Interpretation of the tax statutes must be so construed that the meaning of such a provision must harmonise with the intention of the drafters and the enactment of the tax statute in general.
Clearly the intention of the amendment in the FA 2018 is to tax the distribution of profits untaxed under corporate tax not the dividends distributed to holding entities owning more than 12.5% shareholding or specifically exempt income.
Two interpretations – one favourable to the tax payer to be adopted
Taxing laws should be plain and precise, for they impose a burden. That imposition should be explicitly and distinctly revealed. If the Legislature/tax authority fails so to express its intention and meaning, it is the function of the Judiciary to construe the statute strictly and resolve doubts and ambiguities in favour of the taxpayer and against the taxing powers.

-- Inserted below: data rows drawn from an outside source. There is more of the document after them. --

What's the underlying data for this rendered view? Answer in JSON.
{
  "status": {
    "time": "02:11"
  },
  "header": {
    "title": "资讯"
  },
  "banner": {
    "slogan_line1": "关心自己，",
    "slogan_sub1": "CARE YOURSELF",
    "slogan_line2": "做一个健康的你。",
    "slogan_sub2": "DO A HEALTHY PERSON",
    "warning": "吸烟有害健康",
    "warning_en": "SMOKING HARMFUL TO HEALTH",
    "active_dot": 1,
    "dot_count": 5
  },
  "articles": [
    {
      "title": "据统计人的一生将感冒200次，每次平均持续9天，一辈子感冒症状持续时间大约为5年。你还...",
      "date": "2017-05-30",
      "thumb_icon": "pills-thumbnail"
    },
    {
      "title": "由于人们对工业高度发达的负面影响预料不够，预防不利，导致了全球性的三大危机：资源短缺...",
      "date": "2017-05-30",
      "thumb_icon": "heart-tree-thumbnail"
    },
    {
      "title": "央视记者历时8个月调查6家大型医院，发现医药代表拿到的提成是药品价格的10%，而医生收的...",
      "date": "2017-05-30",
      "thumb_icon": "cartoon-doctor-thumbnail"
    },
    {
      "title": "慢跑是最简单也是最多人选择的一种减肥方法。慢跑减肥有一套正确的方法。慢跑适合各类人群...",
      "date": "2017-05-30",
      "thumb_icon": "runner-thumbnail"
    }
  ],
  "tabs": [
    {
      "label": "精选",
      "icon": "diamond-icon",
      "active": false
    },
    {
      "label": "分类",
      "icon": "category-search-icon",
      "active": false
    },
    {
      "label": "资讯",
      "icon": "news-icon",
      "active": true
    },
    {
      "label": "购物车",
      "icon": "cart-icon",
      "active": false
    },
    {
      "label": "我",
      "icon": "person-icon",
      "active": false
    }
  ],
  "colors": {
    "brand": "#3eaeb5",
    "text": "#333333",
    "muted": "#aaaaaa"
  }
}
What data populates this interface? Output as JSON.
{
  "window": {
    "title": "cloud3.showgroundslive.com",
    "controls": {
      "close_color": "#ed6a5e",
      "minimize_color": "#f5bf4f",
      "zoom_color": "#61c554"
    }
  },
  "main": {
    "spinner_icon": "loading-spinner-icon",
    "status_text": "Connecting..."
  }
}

In the case of Commissioner of Income Tax v Westmont Power (K) Ltd Nairobi Income Tax Appeal No. 626 of 2002, the High Court held that taxation laws must be clear of ambiguity and where there is ambiguity, the law should be interpreted in favour of the taxpayer and not the taxing authority.
Thus even if the tax authority was to conclude that the dividends paid to a holding company and then paid to ultimate shareholders are subject to ,30%, this should and would be challenged under this interpretation rule.
D. Conclusion and opinion
It’s our position that the interpretation of the tax amendment on taxation of untaxed profits to include dividends received by holding entities and then distributed to ultimate shareholders as well as various other exempt income is incorrect. If this was the intention, the provisions relating to holding entities and other exempt income would have been repealed.
Secondly amendments introduced are beneficial to investors as they do away with the punitive compensating tax regime – reduction from 42.8% to 30%.
Further the amendments bring a uniform taxation regime between Limited Liability Companies (LLCs) and Limited Liability Partnerships (LLPs). Previously LLPs offered better structures in terms of profits distribution in relation to compensating tax. This is as only LLCs were required to prepare tax dividend accounts, thus being exposed to compensating tax. Effectively, therefore, the issue of compensating tax did not arise in an LLP.
We are aware that many taxpayers would want to avoid any tax disputes as a result of these amendments. We would thus propose requesting KRA for a binding private ruling.
For further information or should you require a binding private ruling from the KRA on this issue, kindly contact your regular Taxwise Consulting analyst or the below named person.
9th Floor, Barclays Plaza, Loita Street
P. O. Box 9539 – 00100, Nairobi
Tel: 020 2025320